(To start this series from the beginning, click here.)
As the sun went down on my first day in the restored Edo-period post town of Magome, I decided to rest my hike-weary feet in one of the teahouses that lined the sloping street.
Although I had several options, I decided to try Yomogiya, an inviting-looking teahouse that sat next door to my minshuku (guest house or traditional inn).
The sign out front suggested the teahouse also offered coffee – and although tea is the traditional choice, I love good coffee, so I decided to go inside and let the menu make the decision for me.
Like many teahouses in Magome, Yomogiya offers guests a choice between traditional Japanese seating on an elevated platform and Western-style tables and chairs, which sit on the teahouse floor.
Unlike Western tables, traditional Japanese tables are low–about knee high–and feature cushions for kneeling (or sitting cross-legged) rather than Western chairs.

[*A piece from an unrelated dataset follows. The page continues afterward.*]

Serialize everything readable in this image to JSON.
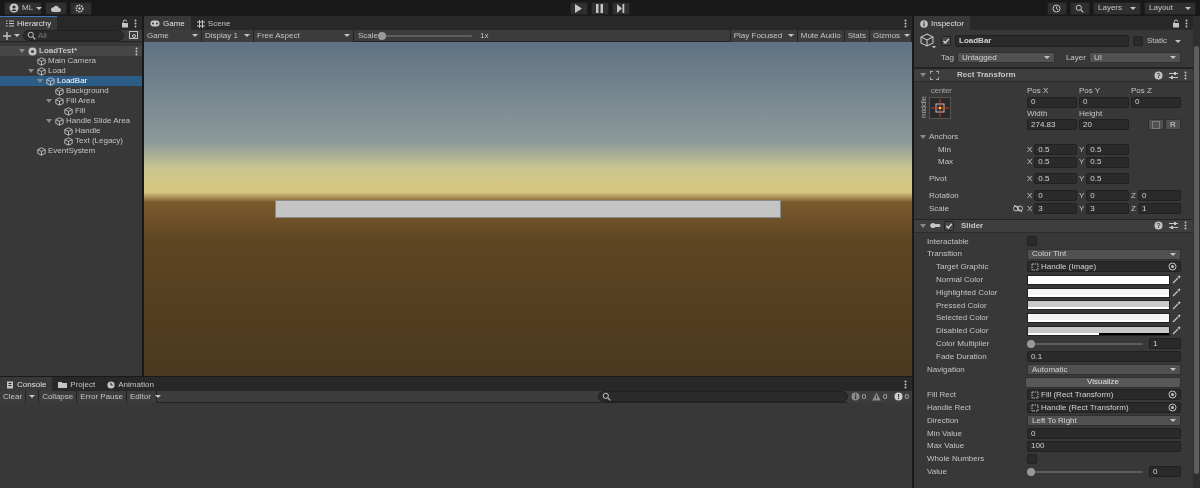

I love traditional Japanese seating, so I left my shoes at the entrance and chose a table on the platform.
In addition to selling coffee, tea, and traditional sweets, Yomogiya sold a variety of local crafts, including these hand-carved wooden lanterns:
If I’d had a way to get one home, I definitely would have splurged on one. The photo doesn’t do them justice.
Within moments after my arrival, the hostess greeted me and offered me a menu. Although I could have read the Japanese version, the one she presented was written in English–a typical experience for Westerners traveling in Japan.
Most Japanese people want to make foreign visitors feel welcome, and if an English menu is available, most restaurants and teahouses will offer it if you look like you speak English.
The hot apple juice sounded fantastic, and I was tempted to try it, but I love traditional Japanese sweets, especially the chestnut varieties offered only in the autumn. The “chestnut yokan” (a type of jellied sweet with a base of adzuki beans) was only available on the set menu, which included both the sweet and a choice of green tea, “blend coffee” or matcha–a powdered form of green tea prepared with a special whisk that this menu translates as “green tea for ceremonies.”
I love matcha, but opted for the coffee because I thought it would match better with the chestnut sweet.
(I probably could have finished the apple juice as well, but it would have been awkward to order two drinks since I was there alone, so I decided to save the apple juice for another time.)
My treats arrived within a couple of minutes, and the yokan was everything I hoped for.
This type of sweet has a texture a lot like a cross between fudge and caramel. It’s slightly chewy, but not too sticky, and moderately sweet without being cloying. If you don’t like roasted chestnuts, this won’t be a favorite–but I love them, and this tasted exactly like a sweetened roasted chestnut paste. (Although it’s made with adzuki beans, there’s no taste of bean at all.)
The lacquered knife at the bottom of the plate is a traditional implement used for eating this kind of sweet. You use it both as a cutting tool and as an ersatz fork – slicing a piece of the sweet from the cube and poking the tip of the knife into it to raise the sweet to your mouth.
I savored my sweets and coffee, listening to the hum of quiet conversation from the tables around me and watching through the window as the setting sun made the wooden building across the street glow with a golden-orange hue. It was the perfect ending to a happy, peaceful day in the Japanese alps.